→ **Dataset rows for apps and sites**:
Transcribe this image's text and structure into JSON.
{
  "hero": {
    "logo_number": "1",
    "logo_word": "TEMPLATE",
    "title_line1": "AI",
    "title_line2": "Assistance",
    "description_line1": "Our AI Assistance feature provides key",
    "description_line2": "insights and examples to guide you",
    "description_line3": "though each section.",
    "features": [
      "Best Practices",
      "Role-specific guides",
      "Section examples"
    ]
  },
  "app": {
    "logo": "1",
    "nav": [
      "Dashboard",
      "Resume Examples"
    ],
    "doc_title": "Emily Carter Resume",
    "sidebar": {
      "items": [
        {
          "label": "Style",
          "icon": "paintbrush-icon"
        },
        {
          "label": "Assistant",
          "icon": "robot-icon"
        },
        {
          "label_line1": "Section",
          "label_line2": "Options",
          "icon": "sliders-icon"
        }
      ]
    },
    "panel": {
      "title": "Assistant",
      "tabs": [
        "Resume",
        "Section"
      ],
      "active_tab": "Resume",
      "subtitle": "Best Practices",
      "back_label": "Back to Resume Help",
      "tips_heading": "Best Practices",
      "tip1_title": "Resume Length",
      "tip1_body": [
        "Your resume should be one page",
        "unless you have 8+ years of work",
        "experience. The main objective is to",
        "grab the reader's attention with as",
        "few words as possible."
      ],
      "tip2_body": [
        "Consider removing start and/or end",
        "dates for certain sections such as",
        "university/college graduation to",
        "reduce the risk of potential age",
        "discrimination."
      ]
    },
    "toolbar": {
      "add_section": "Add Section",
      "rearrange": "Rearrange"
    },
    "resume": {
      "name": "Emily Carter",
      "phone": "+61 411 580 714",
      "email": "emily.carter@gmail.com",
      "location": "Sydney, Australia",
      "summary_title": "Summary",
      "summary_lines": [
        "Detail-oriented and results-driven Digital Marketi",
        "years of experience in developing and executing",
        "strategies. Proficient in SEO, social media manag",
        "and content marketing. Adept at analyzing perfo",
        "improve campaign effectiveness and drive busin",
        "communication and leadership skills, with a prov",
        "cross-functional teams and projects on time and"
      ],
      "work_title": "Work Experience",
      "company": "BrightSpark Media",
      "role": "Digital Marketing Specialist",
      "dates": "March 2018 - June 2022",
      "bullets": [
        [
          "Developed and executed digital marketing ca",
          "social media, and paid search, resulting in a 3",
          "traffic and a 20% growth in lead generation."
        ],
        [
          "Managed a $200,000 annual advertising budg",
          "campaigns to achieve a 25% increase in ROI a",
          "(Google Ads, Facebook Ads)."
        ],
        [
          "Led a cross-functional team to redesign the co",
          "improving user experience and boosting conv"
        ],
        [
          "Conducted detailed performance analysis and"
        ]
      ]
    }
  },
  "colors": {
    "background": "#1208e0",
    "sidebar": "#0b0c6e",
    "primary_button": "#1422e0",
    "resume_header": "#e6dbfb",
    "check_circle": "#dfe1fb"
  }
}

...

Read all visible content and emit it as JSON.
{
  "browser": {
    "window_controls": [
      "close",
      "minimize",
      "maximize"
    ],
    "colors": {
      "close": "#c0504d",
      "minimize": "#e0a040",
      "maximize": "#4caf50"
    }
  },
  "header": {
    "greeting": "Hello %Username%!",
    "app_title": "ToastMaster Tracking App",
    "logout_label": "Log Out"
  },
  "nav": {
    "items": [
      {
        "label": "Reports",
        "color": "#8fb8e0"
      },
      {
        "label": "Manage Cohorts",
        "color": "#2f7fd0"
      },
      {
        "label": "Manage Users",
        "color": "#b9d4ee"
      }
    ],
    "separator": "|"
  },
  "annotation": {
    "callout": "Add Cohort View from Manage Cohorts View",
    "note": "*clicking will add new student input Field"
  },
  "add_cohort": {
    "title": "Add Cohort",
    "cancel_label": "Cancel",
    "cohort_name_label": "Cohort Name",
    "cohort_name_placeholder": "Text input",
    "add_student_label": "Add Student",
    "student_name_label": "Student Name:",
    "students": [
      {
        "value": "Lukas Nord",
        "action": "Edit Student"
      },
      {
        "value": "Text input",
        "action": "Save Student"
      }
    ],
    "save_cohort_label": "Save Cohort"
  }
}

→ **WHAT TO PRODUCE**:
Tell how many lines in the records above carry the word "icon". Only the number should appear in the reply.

→ **ANSWER TO THIS PROBLEM**:
3